Although I do not use every training or certification I have gained, they all contribute to my overall disposition and inclination towards personal development. They are all, in different ways, part of my personal brand. From my bachelors degree I learned analytical skills that I continue to apply to my personal style of project management. From my masters degree I learned about my passion for collaborating with others vs working alone. From my photography training I learned how to be creative in situations and apply that forward in my unique form of problem solving. From my PMP I learned the core foundation of project management that gave me my first book smarts in the subject area before I gained more real world project management experience. From my RMP I learned how risk management can be applied to almost every facet of life, not just my career.
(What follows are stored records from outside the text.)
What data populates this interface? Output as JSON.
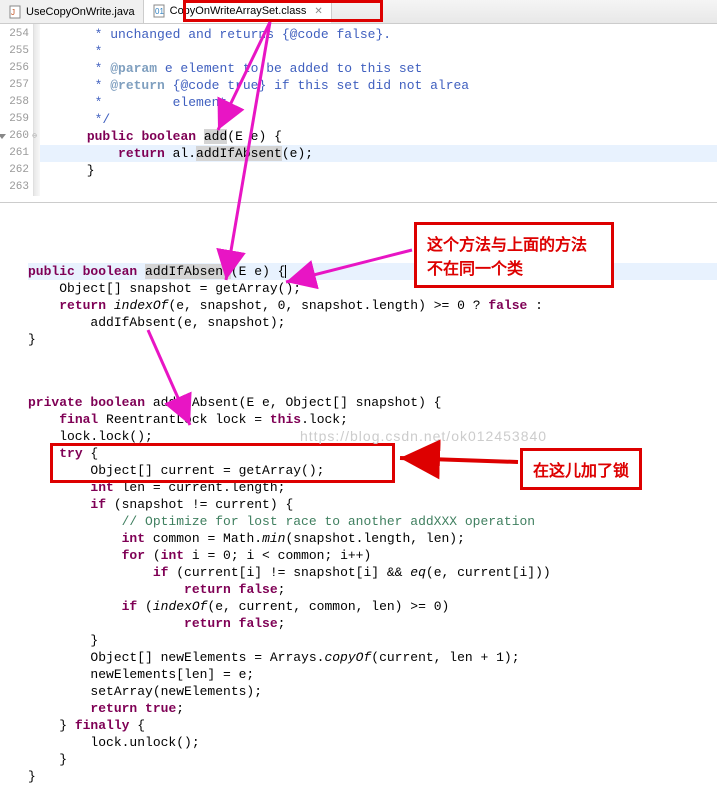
{
  "tabs": [
    {
      "label": "UseCopyOnWrite.java",
      "icon": "java-file"
    },
    {
      "label": "CopyOnWriteArraySet.class",
      "icon": "class-file",
      "active": true
    }
  ],
  "gutter": [
    "254",
    "255",
    "256",
    "257",
    "258",
    "259",
    "260",
    "261",
    "262",
    "263"
  ],
  "code1": {
    "l254a": "       ",
    "l254b": "* unchanged and returns ",
    "l254c": "{@code false}",
    "l254d": ".",
    "l255": "       *",
    "l256a": "       * ",
    "l256b": "@param",
    "l256c": " e element to be added to this set",
    "l257a": "       * ",
    "l257b": "@return",
    "l257c": " ",
    "l257d": "{@code true}",
    "l257e": " if this set did not alrea",
    "l258": "       *         element",
    "l259": "       */",
    "l260a": "      ",
    "l260b": "public",
    "l260c": " ",
    "l260d": "boolean",
    "l260e": " ",
    "l260f": "add",
    "l260g": "(E e) {",
    "l261a": "          ",
    "l261b": "return",
    "l261c": " al.",
    "l261d": "addIfAbsent",
    "l261e": "(e);",
    "l262": "      }",
    "l263": ""
  },
  "code2": {
    "l1a": "public",
    "l1b": " ",
    "l1c": "boolean",
    "l1d": " ",
    "l1e": "addIfAbsent",
    "l1f": "(E e) {",
    "l2": "    Object[] snapshot = getArray();",
    "l3a": "    ",
    "l3b": "return",
    "l3c": " ",
    "l3d": "indexOf",
    "l3e": "(e, snapshot, 0, snapshot.length) >= 0 ? ",
    "l3f": "false",
    "l3g": " :",
    "l4": "        addIfAbsent(e, snapshot);",
    "l5": "}"
  },
  "code3": {
    "l1a": "private",
    "l1b": " ",
    "l1c": "boolean",
    "l1d": " addIfAbsent(E e, Object[] snapshot) {",
    "l2a": "    ",
    "l2b": "final",
    "l2c": " ReentrantLock lock = ",
    "l2d": "this",
    "l2e": ".lock;",
    "l3": "    lock.lock();",
    "l4a": "    ",
    "l4b": "try",
    "l4c": " {",
    "l5": "        Object[] current = getArray();",
    "l6a": "        ",
    "l6b": "int",
    "l6c": " len = current.length;",
    "l7a": "        ",
    "l7b": "if",
    "l7c": " (snapshot != current) {",
    "l8a": "            ",
    "l8b": "// Optimize for lost race to another addXXX operation",
    "l9a": "            ",
    "l9b": "int",
    "l9c": " common = Math.",
    "l9d": "min",
    "l9e": "(snapshot.length, len);",
    "l10a": "            ",
    "l10b": "for",
    "l10c": " (",
    "l10d": "int",
    "l10e": " i = 0; i < common; i++)",
    "l11a": "                ",
    "l11b": "if",
    "l11c": " (current[i] != snapshot[i] && ",
    "l11d": "eq",
    "l11e": "(e, current[i]))",
    "l12a": "                    ",
    "l12b": "return",
    "l12c": " ",
    "l12d": "false",
    "l12e": ";",
    "l13a": "            ",
    "l13b": "if",
    "l13c": " (",
    "l13d": "indexOf",
    "l13e": "(e, current, common, len) >= 0)",
    "l14a": "                    ",
    "l14b": "return",
    "l14c": " ",
    "l14d": "false",
    "l14e": ";",
    "l15": "        }",
    "l16a": "        Object[] newElements = Arrays.",
    "l16b": "copyOf",
    "l16c": "(current, len + 1);",
    "l17": "        newElements[len] = e;",
    "l18": "        setArray(newElements);",
    "l19a": "        ",
    "l19b": "return",
    "l19c": " ",
    "l19d": "true",
    "l19e": ";",
    "l20a": "    } ",
    "l20b": "finally",
    "l20c": " {",
    "l21": "        lock.unlock();",
    "l22": "    }",
    "l23": "}"
  },
  "callout1_line1": "这个方法与上面的方法",
  "callout1_line2": "不在同一个类",
  "callout2": "在这儿加了锁",
  "watermark": "https://blog.csdn.net/ok012453840"
}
From my ACP I not only learned how to be an Agile Coach, but what it really meant to be confident in myself and my abilities. Certifications/training do not just end with a bullet on your resume and an alphabet soup after your name on LinkedIn, they are part of you constantly defining and redefining yourself and raising the bar on your potential.

Even with certifications it can be easy to slip into an imposter syndrome mentality, wondering if you deserve to be here doing this, or even letting your anxiety get the worst of you, as often happens to me. One of the possible exceptions to this being you have gotten a certification as an afterthought once you're already in the field, but often you are approaching a field with new eyes and seeking certification to seek acceptance by others in that field. With any new certification you ride the rollercoaster of emotions as you undergo high stress levels to just complete the training and pass any potentially required certification at the end. Then as you crest over, you sit with adrenaline and anxiety with this collection of book smarts to your name and wonder if it will live up to how it is really used out there in the real world.

This actually happened to me this year as my IT org underwent a process shift towards Agile, and specifically Kanban. Knowing that I was responsible for leading this initiative led me to obtain my Agile Certified Practitioner certification from the Project Management Institute (PMI-ACP) in January. Very quickly I was directly confronted with the reality of book smarts only taking me so far in real world application. I often doubted myself at the beginning, on top of others doubting me too, and I was ultimately able to work through this by leaning on various individuals. I consulted multiple agile coaches I had access to at Box to validate my approach and provide feedback. I kept feedback loops open with all managers and individual contributors impacted. Perhaps most of all though, I had to trust myself that I knew what I was talking about. Confidence was also naturally sown in as the project continued as I was able to see direct results that reaffirmed my direction.  

In truth, there will be many people in world who may doubt you or even gaslight you so do not feel it is necessary to do this to yourself on top of what you may hear from others. You may come across individuals who forget that everybody starts somewhere. Nine out of ten times they were at some point in their careers where you were. In the end, you have control over how you filter that noise; reach out to your support system, your mentor, and trusted colleagues to sift through the noise and gain objectivity that you may lack being so close to the situation. Commit to the follow through by applying what you learned and acknowledging not only everything you learned and applied but perhaps everything you have yet to learn as well.

For me as someone who lives with anxiety, one of the worst types of anxiety I can hold on to is the idea of what if. What if I had pushed myself to try that one new thing? What if I had spoken up, would that have changed things? What else could I have done to be successful? To me, aspiring to reduce the what ifs is one of the aspects that drives me. For a small commitment of time and hopefully low costs would you want to think about your next missed opportunity that you were unprepared for and think what if?

 October 19, 2022